Dataset rows describing interfaces:
== Segment start ==

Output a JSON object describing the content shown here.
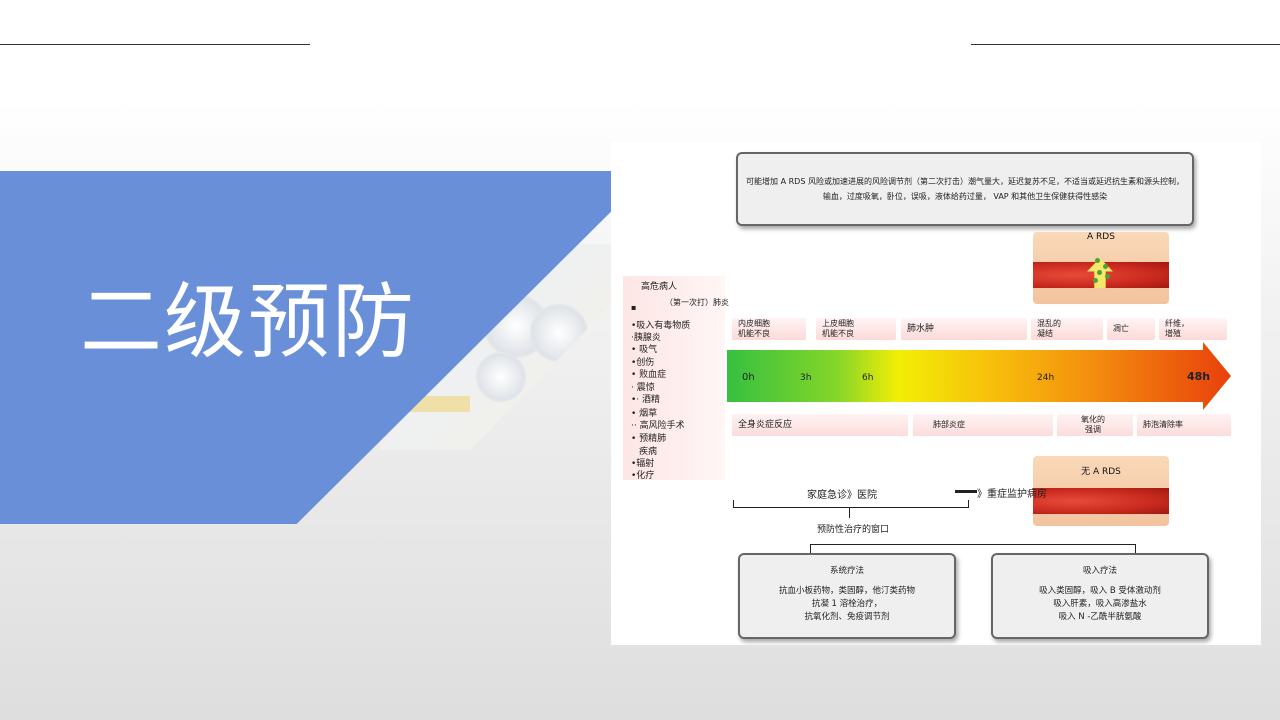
{
  "slide": {
    "title": "二级预防"
  },
  "diagram": {
    "risk_factors_line1": "可能增加 A RDS 风险或加速进展的风险调节剂（第二次打击）潮气量大，延迟复苏不足，不适当或延迟抗生素和源头控制，",
    "risk_factors_line2": "输血，过度吸氧，卧位，误吸，液体给药过量， VAP 和其他卫生保健获得性感染",
    "lung_top_label": "A RDS",
    "lung_bottom_label": "无 A RDS",
    "high_risk_title": "高危病人",
    "first_hit_label": "（第一次打）肺炎",
    "bullet_blank": "▪",
    "conditions": [
      "•吸入有毒物质",
      "·胰腺炎",
      "• 吸气",
      "•创伤",
      "• 败血症",
      "· 震惊",
      "•· 酒精",
      "• 烟草",
      "·· 高风险手术",
      "• 预精肺",
      "疾病",
      "•辐射",
      "•化疗"
    ],
    "top_phases": [
      "内皮细胞机能不良",
      "上皮细胞机能不良",
      "肺水肿",
      "混乱的凝结",
      "凋亡",
      "纤维，增殖"
    ],
    "top_phases_split": [
      [
        "内皮细胞",
        "机能不良"
      ],
      [
        "上皮细胞",
        "机能不良"
      ],
      [
        "肺水肿",
        ""
      ],
      [
        "混乱的",
        "凝结"
      ],
      [
        "凋亡",
        ""
      ],
      [
        "纤维，",
        "增殖"
      ]
    ],
    "time_ticks": [
      "0h",
      "3h",
      "6h",
      "24h",
      "48h"
    ],
    "bottom_phases": [
      "全身炎症反应",
      "肺部炎症",
      "氧化的强调",
      "肺泡清除率"
    ],
    "bottom_phase_oxid": [
      "氧化的",
      "强调"
    ],
    "care_setting": "家庭急诊》医院",
    "icu_label": "》重症监护病房",
    "window_label": "预防性治疗的窗口",
    "systemic": {
      "title": "系统疗法",
      "lines": [
        "抗血小板药物，类固醇，他汀类药物",
        "抗凝 1 溶栓治疗，",
        "抗氧化剂、免疫调节剂"
      ]
    },
    "inhaled": {
      "title": "吸入疗法",
      "lines": [
        "吸入类固醇，吸入 B 受体激动剂",
        "吸入肝素，吸入高渗盐水",
        "吸入 N -乙酰半胱氨酸"
      ]
    }
  },
  "colors": {
    "banner": "#6a8fd9",
    "arrow_start": "#36c040",
    "arrow_end": "#e8400c"
  }
}
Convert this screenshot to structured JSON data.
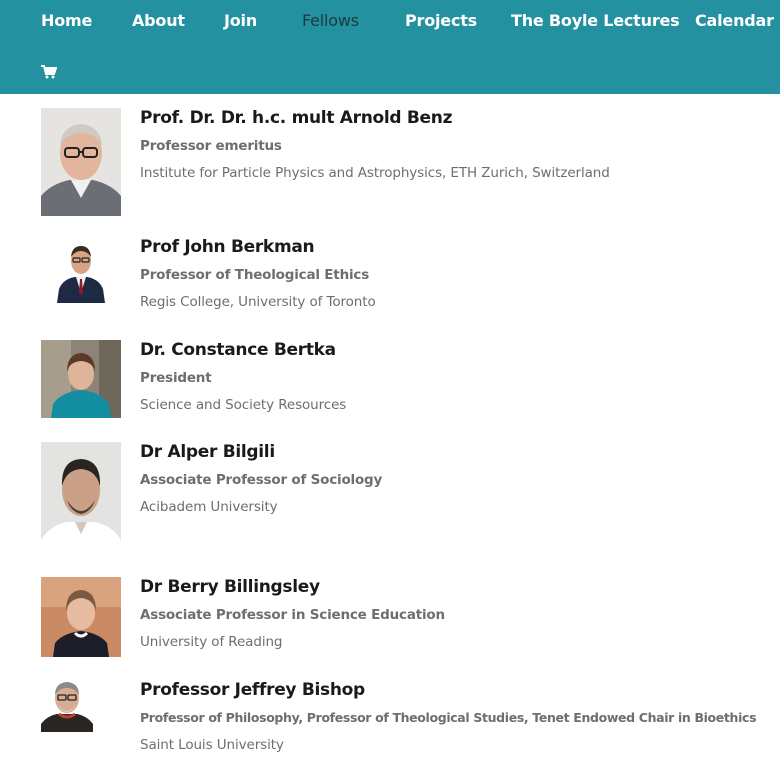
{
  "nav": {
    "items": [
      {
        "label": "Home",
        "active": false
      },
      {
        "label": "About",
        "active": false
      },
      {
        "label": "Join",
        "active": false
      },
      {
        "label": "Fellows",
        "active": true
      },
      {
        "label": "Projects",
        "active": false
      },
      {
        "label": "The Boyle Lectures",
        "active": false
      },
      {
        "label": "Calendar",
        "active": false
      }
    ],
    "cart_icon": "shopping-cart-icon"
  },
  "colors": {
    "nav_background": "#2391a0",
    "nav_text": "#ffffff",
    "nav_active_text": "#1d3a3f",
    "name_text": "#1a1a1a",
    "meta_text": "#6e6e6e"
  },
  "fellows": [
    {
      "name": "Prof. Dr. Dr. h.c. mult Arnold Benz",
      "role": "Professor emeritus",
      "institution": "Institute for Particle Physics and Astrophysics, ETH Zurich, Switzerland"
    },
    {
      "name": "Prof John Berkman",
      "role": "Professor of Theological Ethics",
      "institution": "Regis College, University of Toronto"
    },
    {
      "name": "Dr. Constance Bertka",
      "role": "President",
      "institution": "Science and Society Resources"
    },
    {
      "name": "Dr Alper Bilgili",
      "role": "Associate Professor of Sociology",
      "institution": "Acibadem University"
    },
    {
      "name": "Dr Berry Billingsley",
      "role": "Associate Professor in Science Education",
      "institution": "University of Reading"
    },
    {
      "name": "Professor Jeffrey Bishop",
      "role": "Professor of Philosophy, Professor of Theological Studies, Tenet Endowed Chair in Bioethics",
      "institution": "Saint Louis University"
    }
  ]
}
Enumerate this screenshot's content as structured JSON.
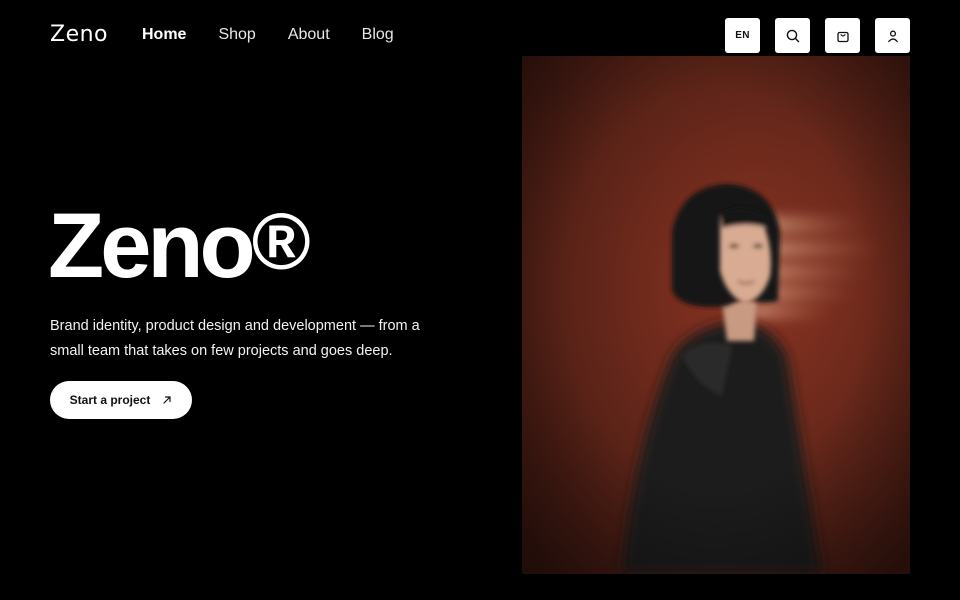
{
  "brand": {
    "logo": "Zeno"
  },
  "nav": {
    "items": [
      {
        "label": "Home",
        "active": true
      },
      {
        "label": "Shop",
        "active": false
      },
      {
        "label": "About",
        "active": false
      },
      {
        "label": "Blog",
        "active": false
      }
    ]
  },
  "header_actions": {
    "language": "EN",
    "icons": [
      "search-icon",
      "shopping-bag-icon",
      "user-icon"
    ]
  },
  "hero": {
    "title": "Zeno",
    "title_mark": "®",
    "description": "Brand identity, product design and development — from a small team that takes on few projects and goes deep.",
    "cta_label": "Start a project",
    "cta_icon": "arrow-up-right-icon"
  },
  "image": {
    "subject": "blurred portrait of a woman with dark bob hair in a black leather jacket against a red background"
  },
  "colors": {
    "background": "#000000",
    "text": "#ffffff",
    "button_bg": "#ffffff",
    "button_text": "#111111",
    "photo_bg": "#6e2a1c"
  }
}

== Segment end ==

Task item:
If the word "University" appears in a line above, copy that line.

Solution:
      "institution": "Regis College, University of Toronto"
      "institution": "Acibadem University"
      "institution": "University of Reading"
      "institution": "Saint Louis University"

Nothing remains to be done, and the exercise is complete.